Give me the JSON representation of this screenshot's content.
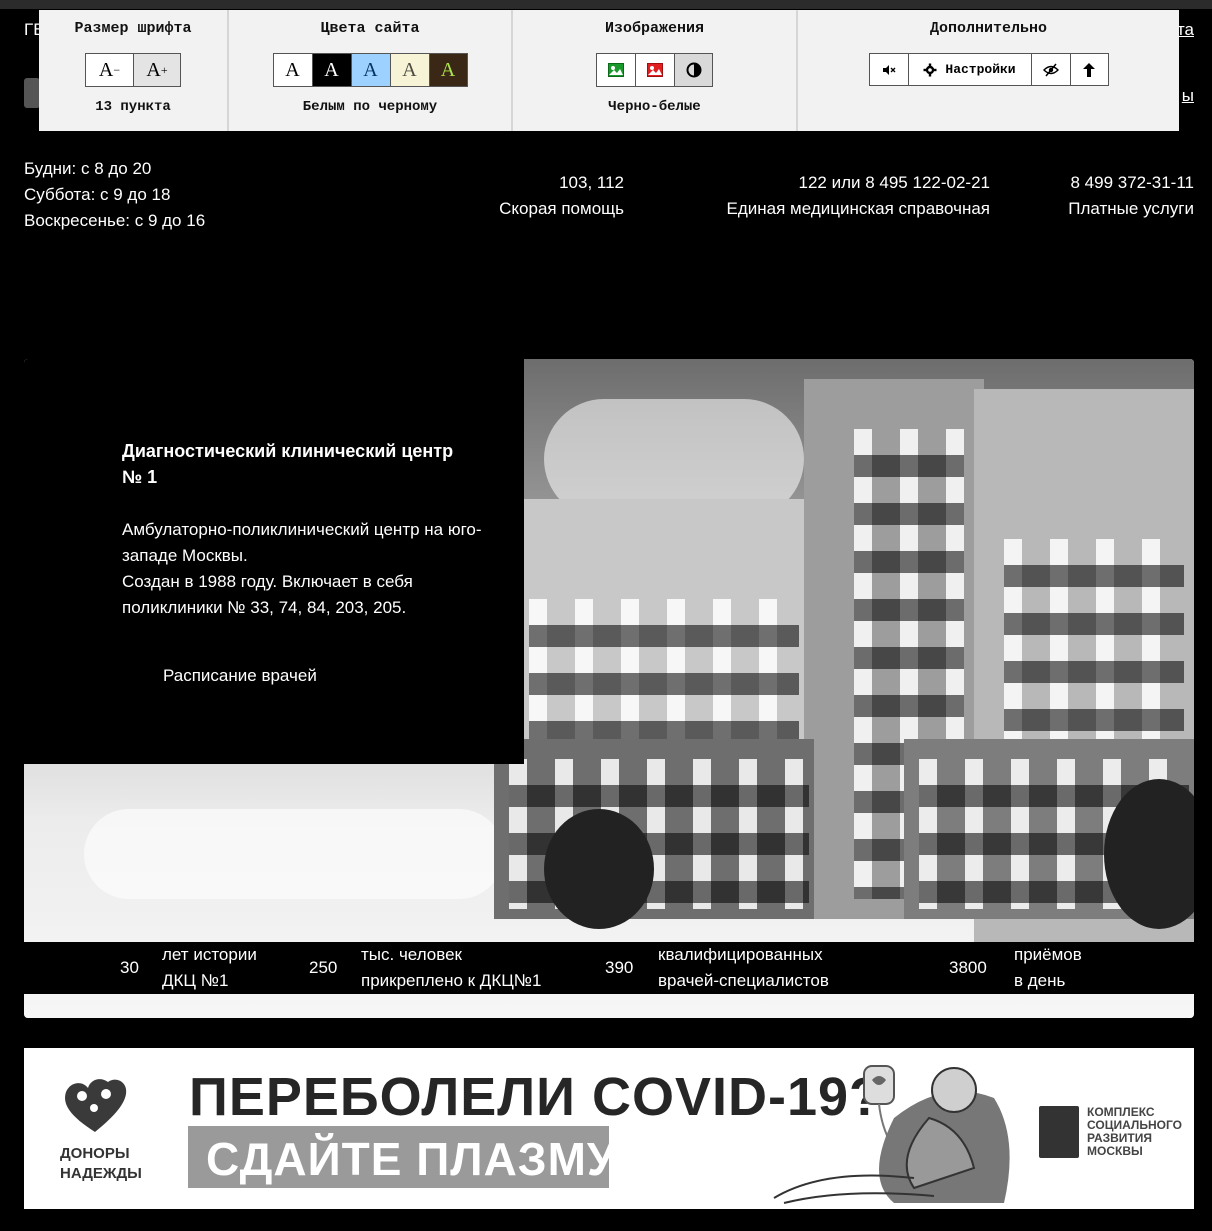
{
  "header": {
    "left_fragment": "ГБ",
    "right_fragment": "та",
    "right_fragment_2": "ы"
  },
  "a11y_panel": {
    "font_size": {
      "title": "Размер шрифта",
      "decrease_label": "A",
      "decrease_sup": "−",
      "increase_label": "A",
      "increase_sup": "+",
      "status": "13 пункта"
    },
    "colors": {
      "title": "Цвета сайта",
      "options": [
        {
          "label": "A",
          "bg": "#ffffff",
          "fg": "#000000"
        },
        {
          "label": "A",
          "bg": "#000000",
          "fg": "#ffffff"
        },
        {
          "label": "A",
          "bg": "#9dd1ff",
          "fg": "#063462"
        },
        {
          "label": "A",
          "bg": "#f7f3d6",
          "fg": "#4d4b43"
        },
        {
          "label": "A",
          "bg": "#3b2716",
          "fg": "#a9e44d"
        }
      ],
      "status": "Белым по черному"
    },
    "images": {
      "title": "Изображения",
      "status": "Черно-белые"
    },
    "extra": {
      "title": "Дополнительно",
      "settings_label": "Настройки"
    }
  },
  "hours": {
    "weekdays": "Будни: с 8 до 20",
    "saturday": "Суббота: с 9 до 18",
    "sunday": "Воскресенье: с 9 до 16"
  },
  "phones": [
    {
      "number": "103, 112",
      "label": "Скорая помощь"
    },
    {
      "number": "122 или 8 495 122-02-21",
      "label": "Единая медицинская справочная"
    },
    {
      "number": "8 499 372-31-11",
      "label": "Платные услуги"
    }
  ],
  "hero": {
    "title": "Диагностический клинический центр № 1",
    "desc_line1": "Амбулаторно-поликлинический центр на юго-западе Москвы.",
    "desc_line2": "Создан в 1988 году. Включает в себя поликлиники № 33, 74, 84, 203, 205.",
    "schedule_link": "Расписание врачей"
  },
  "stats": [
    {
      "num": "30",
      "line1": "лет истории",
      "line2": "ДКЦ №1"
    },
    {
      "num": "250",
      "line1": "тыс. человек",
      "line2": "прикреплено к ДКЦ№1"
    },
    {
      "num": "390",
      "line1": "квалифицированных",
      "line2": "врачей-специалистов"
    },
    {
      "num": "3800",
      "line1": "приёмов",
      "line2": "в день"
    }
  ],
  "banner": {
    "donor_line1": "ДОНОРЫ",
    "donor_line2": "НАДЕЖДЫ",
    "headline": "ПЕРЕБОЛЕЛИ COVID-19?",
    "subheadline": "СДАЙТЕ ПЛАЗМУ",
    "partner_line1": "КОМПЛЕКС",
    "partner_line2": "СОЦИАЛЬНОГО",
    "partner_line3": "РАЗВИТИЯ",
    "partner_line4": "МОСКВЫ"
  }
}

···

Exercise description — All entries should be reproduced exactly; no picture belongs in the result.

Your solution —
Give me the JSON representation of this screenshot's content.
{
  "header": {
    "left_fragment": "ГБ",
    "right_fragment": "та",
    "right_fragment_2": "ы"
  },
  "a11y_panel": {
    "font_size": {
      "title": "Размер шрифта",
      "decrease_label": "A",
      "decrease_sup": "−",
      "increase_label": "A",
      "increase_sup": "+",
      "status": "13 пункта"
    },
    "colors": {
      "title": "Цвета сайта",
      "options": [
        {
          "label": "A",
          "bg": "#ffffff",
          "fg": "#000000"
        },
        {
          "label": "A",
          "bg": "#000000",
          "fg": "#ffffff"
        },
        {
          "label": "A",
          "bg": "#9dd1ff",
          "fg": "#063462"
        },
        {
          "label": "A",
          "bg": "#f7f3d6",
          "fg": "#4d4b43"
        },
        {
          "label": "A",
          "bg": "#3b2716",
          "fg": "#a9e44d"
        }
      ],
      "status": "Белым по черному"
    },
    "images": {
      "title": "Изображения",
      "status": "Черно-белые"
    },
    "extra": {
      "title": "Дополнительно",
      "settings_label": "Настройки"
    }
  },
  "hours": {
    "weekdays": "Будни: с 8 до 20",
    "saturday": "Суббота: с 9 до 18",
    "sunday": "Воскресенье: с 9 до 16"
  },
  "phones": [
    {
      "number": "103, 112",
      "label": "Скорая помощь"
    },
    {
      "number": "122 или 8 495 122-02-21",
      "label": "Единая медицинская справочная"
    },
    {
      "number": "8 499 372-31-11",
      "label": "Платные услуги"
    }
  ],
  "hero": {
    "title": "Диагностический клинический центр № 1",
    "desc_line1": "Амбулаторно-поликлинический центр на юго-западе Москвы.",
    "desc_line2": "Создан в 1988 году. Включает в себя поликлиники № 33, 74, 84, 203, 205.",
    "schedule_link": "Расписание врачей"
  },
  "stats": [
    {
      "num": "30",
      "line1": "лет истории",
      "line2": "ДКЦ №1"
    },
    {
      "num": "250",
      "line1": "тыс. человек",
      "line2": "прикреплено к ДКЦ№1"
    },
    {
      "num": "390",
      "line1": "квалифицированных",
      "line2": "врачей-специалистов"
    },
    {
      "num": "3800",
      "line1": "приёмов",
      "line2": "в день"
    }
  ],
  "banner": {
    "donor_line1": "ДОНОРЫ",
    "donor_line2": "НАДЕЖДЫ",
    "headline": "ПЕРЕБОЛЕЛИ COVID-19?",
    "subheadline": "СДАЙТЕ ПЛАЗМУ",
    "partner_line1": "КОМПЛЕКС",
    "partner_line2": "СОЦИАЛЬНОГО",
    "partner_line3": "РАЗВИТИЯ",
    "partner_line4": "МОСКВЫ"
  }
}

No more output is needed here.